_RECORD EXTRACTS_
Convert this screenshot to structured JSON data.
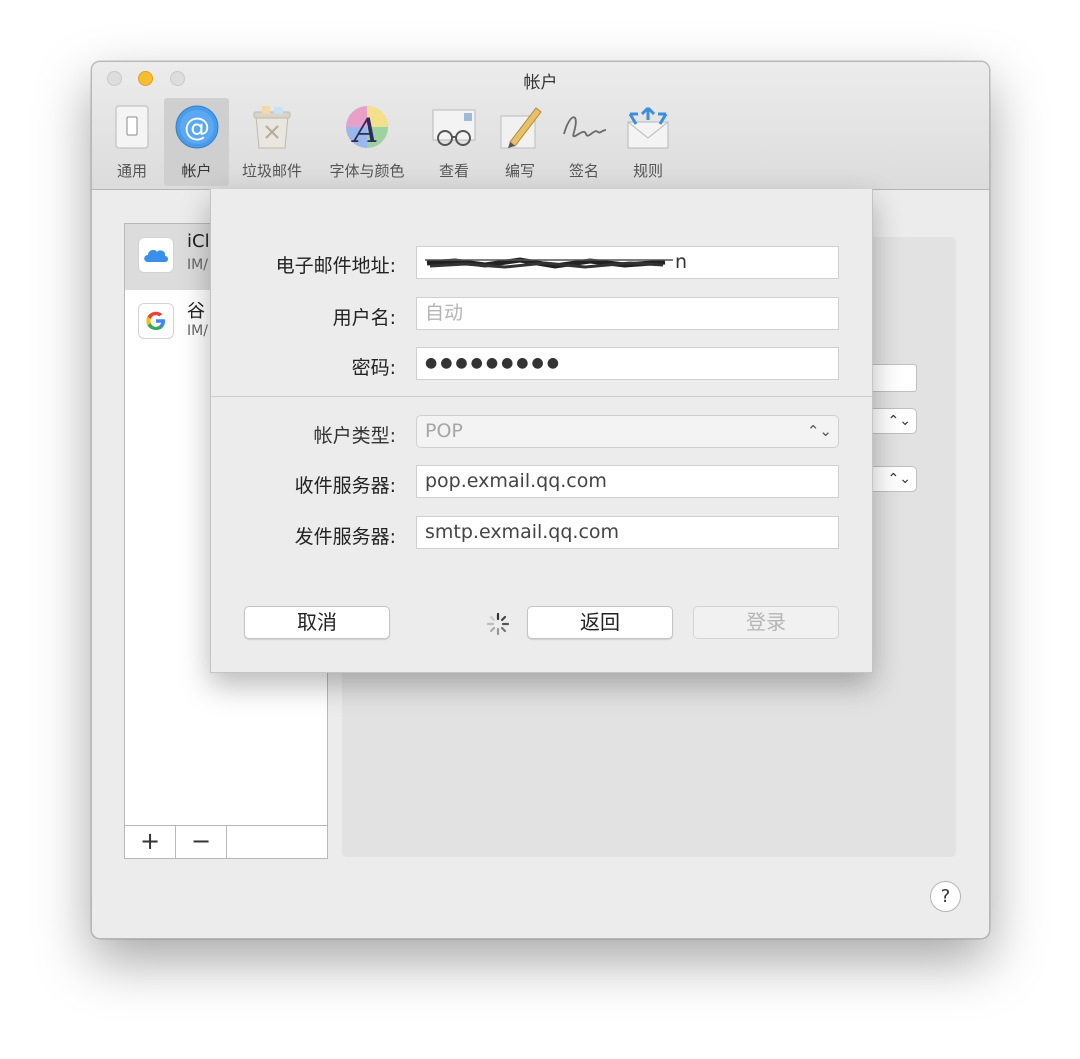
{
  "window": {
    "title": "帐户"
  },
  "toolbar": {
    "items": [
      {
        "label": "通用",
        "icon": "general-switch-icon",
        "selected": false
      },
      {
        "label": "帐户",
        "icon": "at-sign-icon",
        "selected": true
      },
      {
        "label": "垃圾邮件",
        "icon": "junk-mail-bin-icon",
        "selected": false
      },
      {
        "label": "字体与颜色",
        "icon": "font-color-wheel-icon",
        "selected": false
      },
      {
        "label": "查看",
        "icon": "glasses-envelope-icon",
        "selected": false
      },
      {
        "label": "编写",
        "icon": "pencil-paper-icon",
        "selected": false
      },
      {
        "label": "签名",
        "icon": "signature-icon",
        "selected": false
      },
      {
        "label": "规则",
        "icon": "rules-envelope-icon",
        "selected": false
      }
    ]
  },
  "accounts": [
    {
      "name": "iCl",
      "type": "IM/",
      "icon": "icloud-icon",
      "selected": true
    },
    {
      "name": "谷",
      "type": "IM/",
      "icon": "google-icon",
      "selected": false
    }
  ],
  "account_list_controls": {
    "add": "+",
    "remove": "−"
  },
  "help": {
    "label": "?"
  },
  "sheet": {
    "email_label": "电子邮件地址:",
    "email_value_tail": "n",
    "username_label": "用户名:",
    "username_placeholder": "自动",
    "password_label": "密码:",
    "password_mask": "●●●●●●●●●",
    "account_type_label": "帐户类型:",
    "account_type_value": "POP",
    "incoming_label": "收件服务器:",
    "incoming_value": "pop.exmail.qq.com",
    "outgoing_label": "发件服务器:",
    "outgoing_value": "smtp.exmail.qq.com",
    "cancel_label": "取消",
    "back_label": "返回",
    "login_label": "登录"
  }
}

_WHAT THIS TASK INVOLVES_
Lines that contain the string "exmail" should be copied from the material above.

_EXPECTED ANSWER_
    "incoming_value": "pop.exmail.qq.com",
    "outgoing_value": "smtp.exmail.qq.com",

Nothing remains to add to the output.